It quickly became clear that some parts of the suite were not working as well as I had hoped, especially the ones that were more based on groove and polyrhythm. There were several reasons for this, but perhaps the most important one was that it was difficult to involve the whole group without actually composing more precisely for all instruments, whereas I was looking for more collectively improvised opportunities. I also felt that I wanted to move towards a more experimental sound, and the groove material seemed to produce obstructions to this. With “experimental” I mean that I didn’t want the music to be idiomatic (like “jazz” or “world music”), and instead more exploratory, not least by creating more room for reciprocal interaction within the ensemble. Similarly, some of the microtonal material I had prepared also seemed to obstruct the collective improvisation. There wasn’t enough time to experiment with intonation, nor was there enough time to achieve the intonational precision that I had hoped for. I also felt a pressure to “make things work”. Maybe this was due to expectations from the group that I should steer the group towards certain results that I had in mind, or it was simply because I lacked the tools for communicating my vision about an alternative working process.

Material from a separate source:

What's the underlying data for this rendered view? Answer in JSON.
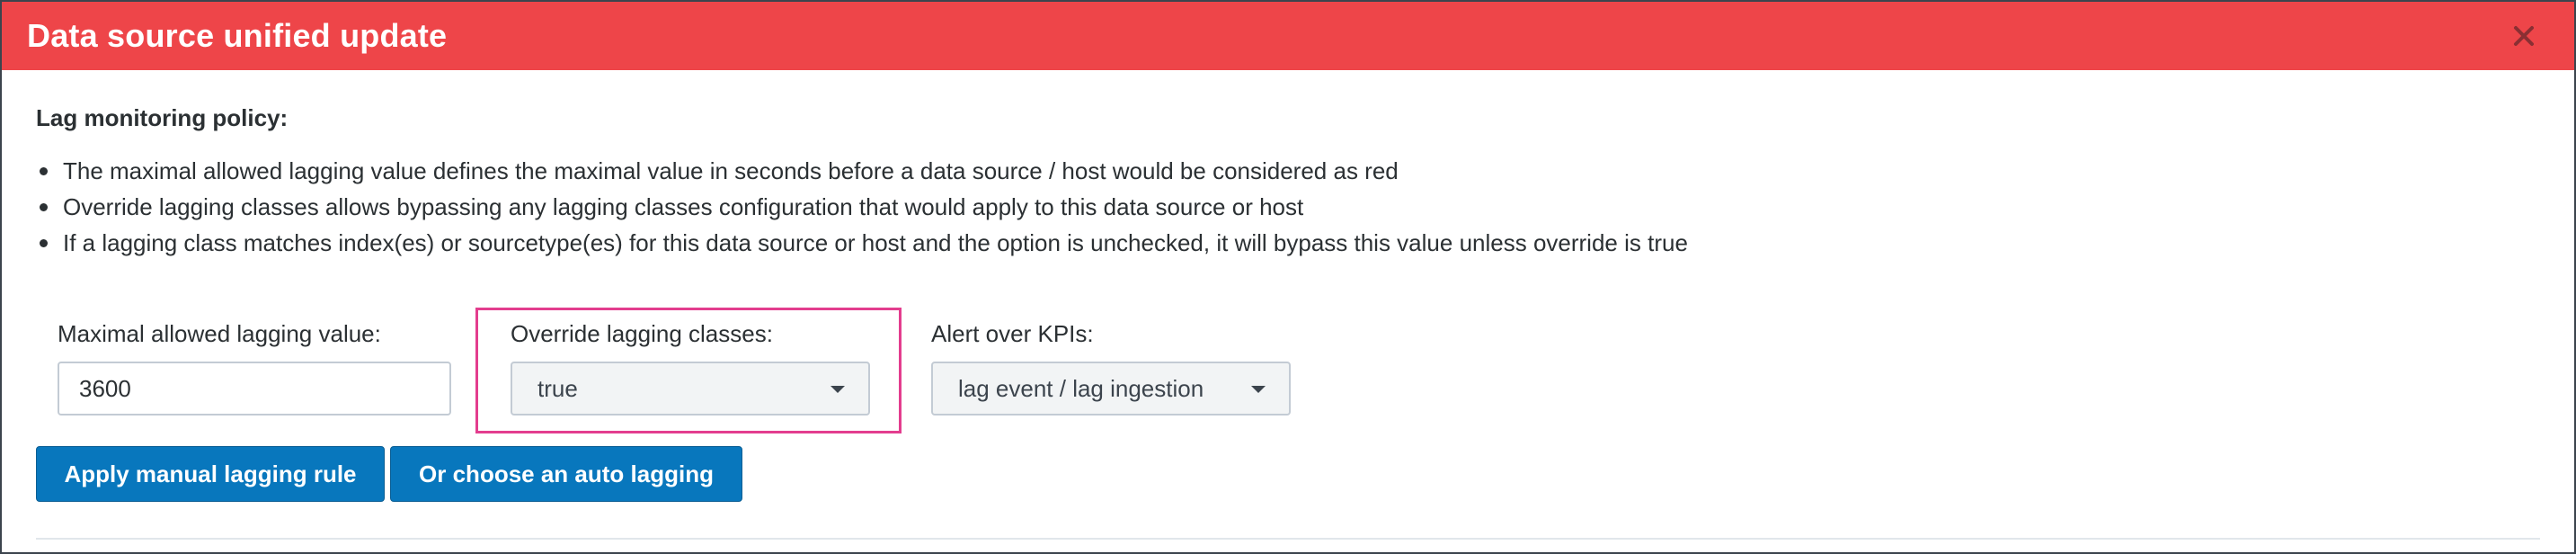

Although all these circumstances might seem like negative experiences they actually forced me to find other methods for polyrhythmic and microtonal expressions that proved rewarding later on, and that probably wouldn’t have happened if it were not for the limitations and challenges that we faced. (Yet I can’t help but wonder what would have happened if I had been able to create a more collaborative working process from the start!)

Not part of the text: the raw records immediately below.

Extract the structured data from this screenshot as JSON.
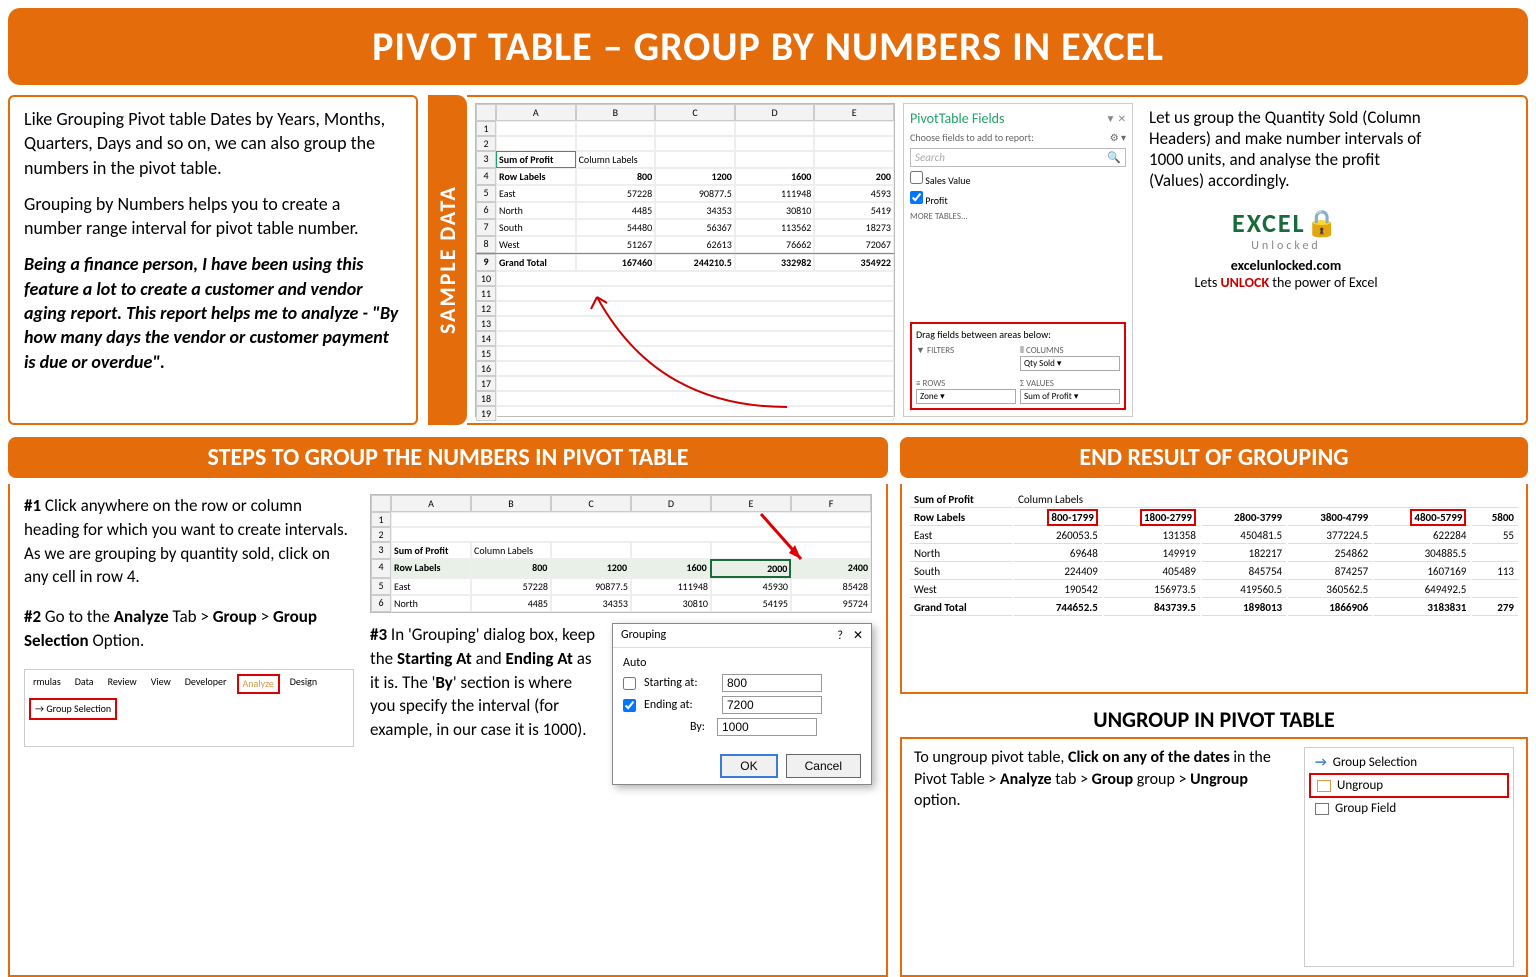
{
  "title": "PIVOT TABLE – GROUP BY NUMBERS IN EXCEL",
  "intro": {
    "p1": "Like Grouping Pivot table Dates by Years, Months, Quarters, Days and so on, we can also group the numbers in the pivot table.",
    "p2": "Grouping by Numbers helps you to create a number range interval for pivot table number.",
    "p3": "Being a finance person, I have been using this feature a lot to create a customer and vendor aging report. This report helps me to analyze - \"By how many days the vendor or customer payment is due or overdue\"."
  },
  "sample_label": "SAMPLE DATA",
  "goal": {
    "text": "Let us group the Quantity Sold (Column Headers) and make number intervals of 1000 units, and analyse the profit (Values) accordingly.",
    "logo_main": "EXCEL",
    "logo_sub": "Unlocked",
    "site": "excelunlocked.com",
    "tag_pre": "Lets ",
    "tag_unlock": "UNLOCK",
    "tag_post": " the power of Excel"
  },
  "ptfields": {
    "title": "PivotTable Fields",
    "subtitle": "Choose fields to add to report:",
    "search": "Search",
    "f1": "Sales Value",
    "f2": "Profit",
    "more": "MORE TABLES...",
    "drag": "Drag fields between areas below:",
    "filters_label": "FILTERS",
    "columns_label": "COLUMNS",
    "columns_field": "Qty Sold",
    "rows_label": "ROWS",
    "rows_field": "Zone",
    "values_label": "VALUES",
    "values_field": "Sum of Profit"
  },
  "sample_grid": {
    "cols": [
      "A",
      "B",
      "C",
      "D",
      "E"
    ],
    "corner": "Sum of Profit",
    "collabel": "Column Labels",
    "rowlabel": "Row Labels",
    "headers": [
      "800",
      "1200",
      "1600",
      "200"
    ],
    "rows": [
      {
        "label": "East",
        "v": [
          "57228",
          "90877.5",
          "111948",
          "4593"
        ]
      },
      {
        "label": "North",
        "v": [
          "4485",
          "34353",
          "30810",
          "5419"
        ]
      },
      {
        "label": "South",
        "v": [
          "54480",
          "56367",
          "113562",
          "18273"
        ]
      },
      {
        "label": "West",
        "v": [
          "51267",
          "62613",
          "76662",
          "72067"
        ]
      },
      {
        "label": "Grand Total",
        "v": [
          "167460",
          "244210.5",
          "332982",
          "354922"
        ]
      }
    ]
  },
  "steps_header": "STEPS TO GROUP THE NUMBERS IN PIVOT TABLE",
  "step1": {
    "num": "#1",
    "text": " Click anywhere on the row or column heading for which you want to create intervals. As we are grouping by quantity sold, click on any cell in row 4."
  },
  "step2": {
    "num": "#2",
    "pre": " Go to the ",
    "analyze": "Analyze",
    "mid": " Tab > ",
    "group": "Group",
    "mid2": " > ",
    "gs": "Group Selection",
    "post": " Option."
  },
  "step3": {
    "num": "#3",
    "pre": " In 'Grouping' dialog box, keep the ",
    "sa": "Starting At",
    "mid": " and ",
    "ea": "Ending At",
    "mid2": " as it is. The '",
    "by": "By",
    "post": "' section is where you specify the interval (for example, in our case it is 1000)."
  },
  "mini_grid": {
    "cols": [
      "A",
      "B",
      "C",
      "D",
      "E",
      "F"
    ],
    "corner": "Sum of Profit",
    "collabel": "Column Labels",
    "rowlabel": "Row Labels",
    "headers": [
      "800",
      "1200",
      "1600",
      "2000",
      "2400"
    ],
    "rows": [
      {
        "label": "East",
        "v": [
          "57228",
          "90877.5",
          "111948",
          "45930",
          "85428"
        ]
      },
      {
        "label": "North",
        "v": [
          "4485",
          "34353",
          "30810",
          "54195",
          "95724"
        ]
      }
    ]
  },
  "ribbon": {
    "tabs": [
      "rmulas",
      "Data",
      "Review",
      "View",
      "Developer",
      "Analyze",
      "Design"
    ],
    "group_selection": "Group Selection"
  },
  "dialog": {
    "title": "Grouping",
    "help": "?",
    "close": "✕",
    "auto": "Auto",
    "starting_label": "Starting at:",
    "starting_val": "800",
    "ending_label": "Ending at:",
    "ending_val": "7200",
    "by_label": "By:",
    "by_val": "1000",
    "ok": "OK",
    "cancel": "Cancel"
  },
  "result_header": "END RESULT OF GROUPING",
  "result": {
    "corner": "Sum of Profit",
    "collabel": "Column Labels",
    "rowlabel": "Row Labels",
    "cols": [
      "800-1799",
      "1800-2799",
      "2800-3799",
      "3800-4799",
      "4800-5799",
      "5800"
    ],
    "rows": [
      {
        "label": "East",
        "v": [
          "260053.5",
          "131358",
          "450481.5",
          "377224.5",
          "622284",
          "55"
        ]
      },
      {
        "label": "North",
        "v": [
          "69648",
          "149919",
          "182217",
          "254862",
          "304885.5",
          ""
        ]
      },
      {
        "label": "South",
        "v": [
          "224409",
          "405489",
          "845754",
          "874257",
          "1607169",
          "113"
        ]
      },
      {
        "label": "West",
        "v": [
          "190542",
          "156973.5",
          "419560.5",
          "360562.5",
          "649492.5",
          ""
        ]
      },
      {
        "label": "Grand Total",
        "v": [
          "744652.5",
          "843739.5",
          "1898013",
          "1866906",
          "3183831",
          "279"
        ]
      }
    ]
  },
  "ungroup": {
    "title": "UNGROUP IN PIVOT TABLE",
    "pre": "To ungroup pivot table, ",
    "b1": "Click on any of the dates",
    "mid1": " in the Pivot Table > ",
    "b2": "Analyze",
    "mid2": " tab > ",
    "b3": "Group",
    "mid3": " group > ",
    "b4": "Ungroup",
    "post": " option.",
    "menu": {
      "gs": "Group Selection",
      "ug": "Ungroup",
      "gf": "Group Field"
    }
  }
}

I had originally intended to experiment more with various instrumentations, roles and transitions in the different parts of the suite, and see what would happen. But again the collaborative process didn’t really work as I had hoped with so many members, and three days of rehearsal was not nearly enough. Before the third day I therefore went through the scores and made some quick changes: I divided the suite into two parts, omitted some sections, and made certain decisions for instrumentation and other things, so that we could narrow our focus to fewer methods for improvisation and work on the interpretation of a selection of pre-composed sections. Although I was indeed frustrated at the time, and had some doubts, later on I would feel that this first rehearsal period had nevertheless revealed other possibilities, and during the second phase of composing these experiences proved highly useful.

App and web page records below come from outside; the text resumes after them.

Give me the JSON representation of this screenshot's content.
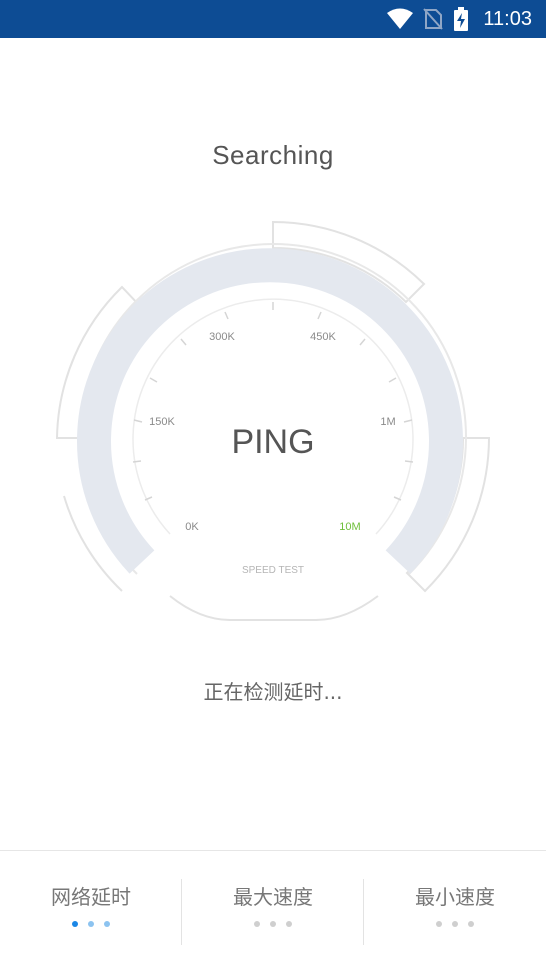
{
  "status_bar": {
    "time": "11:03",
    "icons": [
      "wifi-icon",
      "no-sim-icon",
      "battery-charging-icon"
    ],
    "color": "#0d4c94"
  },
  "title": "Searching",
  "gauge": {
    "center_label": "PING",
    "bottom_label": "SPEED TEST",
    "tick_labels": [
      "0K",
      "150K",
      "300K",
      "450K",
      "1M",
      "10M"
    ],
    "highlight_color": "#6fbf3b",
    "arc_color": "#e4e8ef"
  },
  "status_text": "正在检测延时...",
  "tabs": [
    {
      "label": "网络延时",
      "active": true
    },
    {
      "label": "最大速度",
      "active": false
    },
    {
      "label": "最小速度",
      "active": false
    }
  ]
}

The very first day we also did a free improvised concert in the evening at Glenn Miller Café in Stockholm. We decided to use two freely improvising quartets per set. I was originally inspired to do this when Per had told me about Barry Guy’s working method with one of his orchestras, in which Per also had participated. This was a great way to allow for more collaborative interaction to happen, and also to get to know each other. We had fun, the audience was enthusiastic, and we got to try out several different quartet combinations of the group, which was great for me, and everyone else I believe, in order to get an idea of what the ensemble was capable of. We threw ourselves into creating spontaneous music together, and this meant that we didn’t get overly stuck in a rehearsal approach. The second and third days of rehearsal felt more productive and enjoyable after this concert!